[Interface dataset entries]
========================

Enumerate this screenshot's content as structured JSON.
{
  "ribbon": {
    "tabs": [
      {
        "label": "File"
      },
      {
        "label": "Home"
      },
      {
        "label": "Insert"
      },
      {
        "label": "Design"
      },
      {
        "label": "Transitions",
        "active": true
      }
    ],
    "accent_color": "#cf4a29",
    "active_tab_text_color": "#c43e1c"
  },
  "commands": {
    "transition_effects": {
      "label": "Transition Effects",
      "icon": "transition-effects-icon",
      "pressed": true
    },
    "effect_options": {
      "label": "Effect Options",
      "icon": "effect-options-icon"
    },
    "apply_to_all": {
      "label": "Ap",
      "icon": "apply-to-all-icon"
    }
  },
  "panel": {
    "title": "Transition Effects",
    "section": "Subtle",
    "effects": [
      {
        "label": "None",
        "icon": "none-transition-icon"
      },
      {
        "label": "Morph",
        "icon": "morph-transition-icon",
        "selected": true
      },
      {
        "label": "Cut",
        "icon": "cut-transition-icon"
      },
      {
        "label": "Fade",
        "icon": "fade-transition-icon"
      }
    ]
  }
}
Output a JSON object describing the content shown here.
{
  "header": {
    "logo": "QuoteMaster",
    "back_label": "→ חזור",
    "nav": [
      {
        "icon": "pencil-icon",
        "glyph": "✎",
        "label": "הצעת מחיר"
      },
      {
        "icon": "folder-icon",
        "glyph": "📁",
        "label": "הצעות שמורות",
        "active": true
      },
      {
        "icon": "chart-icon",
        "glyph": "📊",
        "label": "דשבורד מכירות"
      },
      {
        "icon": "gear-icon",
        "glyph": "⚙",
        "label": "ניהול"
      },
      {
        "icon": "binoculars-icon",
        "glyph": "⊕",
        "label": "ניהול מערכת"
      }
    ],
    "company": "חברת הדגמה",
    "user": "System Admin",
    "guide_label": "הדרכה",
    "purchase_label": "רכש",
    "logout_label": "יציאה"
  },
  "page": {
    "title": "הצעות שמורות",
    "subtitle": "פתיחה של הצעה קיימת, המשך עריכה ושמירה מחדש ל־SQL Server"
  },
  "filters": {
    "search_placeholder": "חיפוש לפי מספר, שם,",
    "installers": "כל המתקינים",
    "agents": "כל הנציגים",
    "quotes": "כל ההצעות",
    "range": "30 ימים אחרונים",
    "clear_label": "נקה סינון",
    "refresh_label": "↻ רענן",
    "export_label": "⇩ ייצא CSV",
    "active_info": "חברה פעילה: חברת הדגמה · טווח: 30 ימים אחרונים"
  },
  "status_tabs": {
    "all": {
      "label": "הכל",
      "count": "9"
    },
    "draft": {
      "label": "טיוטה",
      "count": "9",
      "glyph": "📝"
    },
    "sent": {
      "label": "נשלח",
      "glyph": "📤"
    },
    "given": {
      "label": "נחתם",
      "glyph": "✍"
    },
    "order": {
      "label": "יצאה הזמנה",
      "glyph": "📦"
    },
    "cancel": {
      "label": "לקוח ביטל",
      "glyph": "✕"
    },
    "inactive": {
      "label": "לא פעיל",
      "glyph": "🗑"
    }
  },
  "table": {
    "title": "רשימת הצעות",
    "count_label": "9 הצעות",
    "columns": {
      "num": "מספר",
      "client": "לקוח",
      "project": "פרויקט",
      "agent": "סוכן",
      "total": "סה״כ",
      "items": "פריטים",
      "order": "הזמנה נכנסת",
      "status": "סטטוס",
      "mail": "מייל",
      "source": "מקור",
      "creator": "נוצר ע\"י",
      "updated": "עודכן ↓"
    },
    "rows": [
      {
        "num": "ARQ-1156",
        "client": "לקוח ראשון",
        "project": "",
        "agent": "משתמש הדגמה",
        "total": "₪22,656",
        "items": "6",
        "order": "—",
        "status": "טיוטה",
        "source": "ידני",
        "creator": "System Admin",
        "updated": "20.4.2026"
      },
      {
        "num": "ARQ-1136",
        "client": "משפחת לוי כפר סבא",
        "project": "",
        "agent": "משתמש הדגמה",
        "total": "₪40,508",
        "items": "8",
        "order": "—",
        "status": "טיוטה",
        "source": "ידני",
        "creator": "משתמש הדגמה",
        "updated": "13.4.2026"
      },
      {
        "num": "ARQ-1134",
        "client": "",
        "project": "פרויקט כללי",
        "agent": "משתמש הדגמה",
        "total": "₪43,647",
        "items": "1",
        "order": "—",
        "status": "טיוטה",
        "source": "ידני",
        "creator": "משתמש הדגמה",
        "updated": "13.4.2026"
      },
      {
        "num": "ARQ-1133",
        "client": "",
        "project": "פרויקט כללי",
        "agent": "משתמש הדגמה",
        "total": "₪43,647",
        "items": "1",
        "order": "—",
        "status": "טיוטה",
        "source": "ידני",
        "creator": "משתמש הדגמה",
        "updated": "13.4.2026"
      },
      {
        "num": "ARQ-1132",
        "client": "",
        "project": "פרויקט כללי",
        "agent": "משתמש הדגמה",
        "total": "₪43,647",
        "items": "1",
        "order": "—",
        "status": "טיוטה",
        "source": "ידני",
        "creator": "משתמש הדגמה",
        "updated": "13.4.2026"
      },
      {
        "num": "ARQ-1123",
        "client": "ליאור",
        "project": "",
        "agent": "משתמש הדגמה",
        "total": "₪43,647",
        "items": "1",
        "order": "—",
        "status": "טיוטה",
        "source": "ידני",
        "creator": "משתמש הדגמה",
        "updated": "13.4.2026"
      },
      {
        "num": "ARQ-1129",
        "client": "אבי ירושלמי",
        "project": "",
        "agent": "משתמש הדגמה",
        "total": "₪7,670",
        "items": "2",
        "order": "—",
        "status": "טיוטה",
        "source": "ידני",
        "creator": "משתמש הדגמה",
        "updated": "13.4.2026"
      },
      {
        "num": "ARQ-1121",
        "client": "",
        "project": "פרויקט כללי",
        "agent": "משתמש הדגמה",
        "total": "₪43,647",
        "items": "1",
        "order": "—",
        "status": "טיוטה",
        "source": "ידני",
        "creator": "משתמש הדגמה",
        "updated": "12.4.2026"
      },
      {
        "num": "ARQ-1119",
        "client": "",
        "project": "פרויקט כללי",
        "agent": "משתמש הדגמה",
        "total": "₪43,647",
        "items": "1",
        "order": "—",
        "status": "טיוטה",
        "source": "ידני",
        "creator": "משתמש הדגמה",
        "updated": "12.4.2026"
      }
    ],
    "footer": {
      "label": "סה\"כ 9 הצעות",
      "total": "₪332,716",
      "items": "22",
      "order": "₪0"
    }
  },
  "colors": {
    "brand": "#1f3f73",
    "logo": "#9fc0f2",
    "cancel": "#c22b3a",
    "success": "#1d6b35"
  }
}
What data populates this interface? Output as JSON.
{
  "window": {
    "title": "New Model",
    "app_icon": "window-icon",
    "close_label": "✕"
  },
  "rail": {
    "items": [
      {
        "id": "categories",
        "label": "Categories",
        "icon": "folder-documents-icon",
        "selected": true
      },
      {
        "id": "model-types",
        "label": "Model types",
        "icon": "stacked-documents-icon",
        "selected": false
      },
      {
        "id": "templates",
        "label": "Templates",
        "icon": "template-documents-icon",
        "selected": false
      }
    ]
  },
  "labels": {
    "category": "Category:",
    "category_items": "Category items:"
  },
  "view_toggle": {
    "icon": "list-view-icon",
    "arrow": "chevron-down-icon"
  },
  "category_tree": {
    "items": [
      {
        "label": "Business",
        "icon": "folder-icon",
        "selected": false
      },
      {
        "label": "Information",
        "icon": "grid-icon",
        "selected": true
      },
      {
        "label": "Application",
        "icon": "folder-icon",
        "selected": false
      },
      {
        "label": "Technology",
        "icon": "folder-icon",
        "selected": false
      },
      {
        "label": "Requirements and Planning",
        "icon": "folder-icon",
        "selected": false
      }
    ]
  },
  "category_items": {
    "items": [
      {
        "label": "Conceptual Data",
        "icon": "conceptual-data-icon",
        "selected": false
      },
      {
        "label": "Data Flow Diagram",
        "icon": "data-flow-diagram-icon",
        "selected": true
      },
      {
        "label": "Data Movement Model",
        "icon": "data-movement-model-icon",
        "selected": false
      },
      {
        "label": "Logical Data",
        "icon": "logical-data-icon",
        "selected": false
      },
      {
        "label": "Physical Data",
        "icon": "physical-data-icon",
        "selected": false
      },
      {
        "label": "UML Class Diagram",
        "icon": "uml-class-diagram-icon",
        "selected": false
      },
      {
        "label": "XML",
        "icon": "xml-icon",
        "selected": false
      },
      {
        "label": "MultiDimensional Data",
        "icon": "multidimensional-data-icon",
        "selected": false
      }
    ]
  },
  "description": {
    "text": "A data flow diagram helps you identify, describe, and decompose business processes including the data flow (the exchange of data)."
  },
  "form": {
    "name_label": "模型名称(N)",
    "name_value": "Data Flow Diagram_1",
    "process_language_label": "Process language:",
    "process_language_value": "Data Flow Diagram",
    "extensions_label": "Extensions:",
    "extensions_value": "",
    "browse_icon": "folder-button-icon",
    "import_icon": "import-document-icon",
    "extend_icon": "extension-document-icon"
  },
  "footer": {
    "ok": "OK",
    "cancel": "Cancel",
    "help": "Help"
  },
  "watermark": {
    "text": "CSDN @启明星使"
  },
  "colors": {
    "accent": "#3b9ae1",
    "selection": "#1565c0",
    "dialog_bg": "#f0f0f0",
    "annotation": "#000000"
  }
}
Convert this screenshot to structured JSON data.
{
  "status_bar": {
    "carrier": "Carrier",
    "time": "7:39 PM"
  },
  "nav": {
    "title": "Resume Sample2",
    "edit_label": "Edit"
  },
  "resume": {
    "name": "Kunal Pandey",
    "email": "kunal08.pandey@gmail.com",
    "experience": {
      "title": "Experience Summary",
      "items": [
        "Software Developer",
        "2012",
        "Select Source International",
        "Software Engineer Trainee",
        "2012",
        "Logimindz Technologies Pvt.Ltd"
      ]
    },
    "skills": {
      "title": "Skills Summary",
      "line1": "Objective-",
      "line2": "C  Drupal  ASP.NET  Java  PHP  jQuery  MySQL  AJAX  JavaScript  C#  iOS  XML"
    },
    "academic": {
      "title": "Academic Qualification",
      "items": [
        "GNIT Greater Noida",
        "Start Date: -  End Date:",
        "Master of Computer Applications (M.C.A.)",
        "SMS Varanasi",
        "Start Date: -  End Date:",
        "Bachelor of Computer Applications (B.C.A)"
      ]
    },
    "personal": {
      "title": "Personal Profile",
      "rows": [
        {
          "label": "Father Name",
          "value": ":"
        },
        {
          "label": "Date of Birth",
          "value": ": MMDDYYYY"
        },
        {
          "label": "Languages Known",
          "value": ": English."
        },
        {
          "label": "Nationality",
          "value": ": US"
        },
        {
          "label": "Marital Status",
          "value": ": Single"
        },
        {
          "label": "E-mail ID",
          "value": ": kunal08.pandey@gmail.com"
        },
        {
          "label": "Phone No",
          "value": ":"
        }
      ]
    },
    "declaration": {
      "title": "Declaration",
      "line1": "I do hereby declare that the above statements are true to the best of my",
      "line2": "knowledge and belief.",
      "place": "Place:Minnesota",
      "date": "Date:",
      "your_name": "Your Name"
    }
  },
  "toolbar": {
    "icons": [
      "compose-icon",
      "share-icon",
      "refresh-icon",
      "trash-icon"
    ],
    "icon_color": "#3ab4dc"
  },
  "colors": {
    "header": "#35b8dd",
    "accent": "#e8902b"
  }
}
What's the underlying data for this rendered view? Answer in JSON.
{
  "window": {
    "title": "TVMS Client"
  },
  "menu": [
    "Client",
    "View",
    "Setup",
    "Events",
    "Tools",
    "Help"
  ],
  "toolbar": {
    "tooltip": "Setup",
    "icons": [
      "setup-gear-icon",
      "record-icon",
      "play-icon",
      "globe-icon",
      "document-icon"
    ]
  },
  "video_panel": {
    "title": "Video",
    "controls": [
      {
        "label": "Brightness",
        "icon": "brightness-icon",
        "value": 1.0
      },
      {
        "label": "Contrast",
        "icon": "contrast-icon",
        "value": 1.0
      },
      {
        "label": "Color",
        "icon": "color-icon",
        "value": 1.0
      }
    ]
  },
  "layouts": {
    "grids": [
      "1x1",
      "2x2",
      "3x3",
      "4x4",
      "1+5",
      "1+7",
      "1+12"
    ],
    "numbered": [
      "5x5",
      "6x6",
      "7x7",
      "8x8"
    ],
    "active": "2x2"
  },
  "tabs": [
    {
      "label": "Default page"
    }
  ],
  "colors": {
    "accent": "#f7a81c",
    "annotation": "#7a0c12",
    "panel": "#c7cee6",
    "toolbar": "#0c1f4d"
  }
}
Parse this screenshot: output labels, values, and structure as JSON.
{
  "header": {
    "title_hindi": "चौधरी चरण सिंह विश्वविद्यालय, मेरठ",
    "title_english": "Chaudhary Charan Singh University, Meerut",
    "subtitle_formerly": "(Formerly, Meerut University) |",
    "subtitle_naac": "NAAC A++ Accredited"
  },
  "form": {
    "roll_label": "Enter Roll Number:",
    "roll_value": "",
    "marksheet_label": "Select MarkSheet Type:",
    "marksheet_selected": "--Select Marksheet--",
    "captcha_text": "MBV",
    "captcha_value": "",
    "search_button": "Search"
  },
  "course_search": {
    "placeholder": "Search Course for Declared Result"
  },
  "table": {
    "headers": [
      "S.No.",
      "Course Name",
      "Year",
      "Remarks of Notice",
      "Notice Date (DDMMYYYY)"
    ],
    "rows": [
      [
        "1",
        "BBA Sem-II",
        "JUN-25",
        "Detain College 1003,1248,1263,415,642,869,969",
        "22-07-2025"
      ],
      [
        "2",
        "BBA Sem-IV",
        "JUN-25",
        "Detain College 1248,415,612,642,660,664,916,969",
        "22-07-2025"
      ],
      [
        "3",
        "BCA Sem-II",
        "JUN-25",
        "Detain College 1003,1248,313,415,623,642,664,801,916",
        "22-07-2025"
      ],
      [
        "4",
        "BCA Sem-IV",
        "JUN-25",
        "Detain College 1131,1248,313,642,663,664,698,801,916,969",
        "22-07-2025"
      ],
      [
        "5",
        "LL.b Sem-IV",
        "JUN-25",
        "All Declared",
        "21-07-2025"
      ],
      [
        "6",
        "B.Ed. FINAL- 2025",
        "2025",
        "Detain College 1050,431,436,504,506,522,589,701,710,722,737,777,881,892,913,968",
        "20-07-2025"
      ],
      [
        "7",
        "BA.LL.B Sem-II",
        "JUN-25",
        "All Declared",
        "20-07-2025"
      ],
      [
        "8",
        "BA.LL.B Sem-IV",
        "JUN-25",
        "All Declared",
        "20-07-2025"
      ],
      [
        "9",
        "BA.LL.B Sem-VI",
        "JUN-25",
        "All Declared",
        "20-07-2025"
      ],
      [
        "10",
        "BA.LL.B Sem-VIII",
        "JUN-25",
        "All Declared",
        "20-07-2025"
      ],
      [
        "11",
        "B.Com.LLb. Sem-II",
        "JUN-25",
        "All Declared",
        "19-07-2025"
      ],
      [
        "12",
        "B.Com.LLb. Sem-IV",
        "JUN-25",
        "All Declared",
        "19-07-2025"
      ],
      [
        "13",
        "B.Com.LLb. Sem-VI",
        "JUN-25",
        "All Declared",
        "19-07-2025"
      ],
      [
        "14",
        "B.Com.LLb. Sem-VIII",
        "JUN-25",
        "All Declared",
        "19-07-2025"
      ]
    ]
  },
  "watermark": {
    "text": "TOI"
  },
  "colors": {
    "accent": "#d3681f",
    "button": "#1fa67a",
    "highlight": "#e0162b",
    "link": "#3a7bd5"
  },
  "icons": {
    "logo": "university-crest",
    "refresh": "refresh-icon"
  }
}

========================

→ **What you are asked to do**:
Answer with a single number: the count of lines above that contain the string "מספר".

→ **Solved exercise**:
2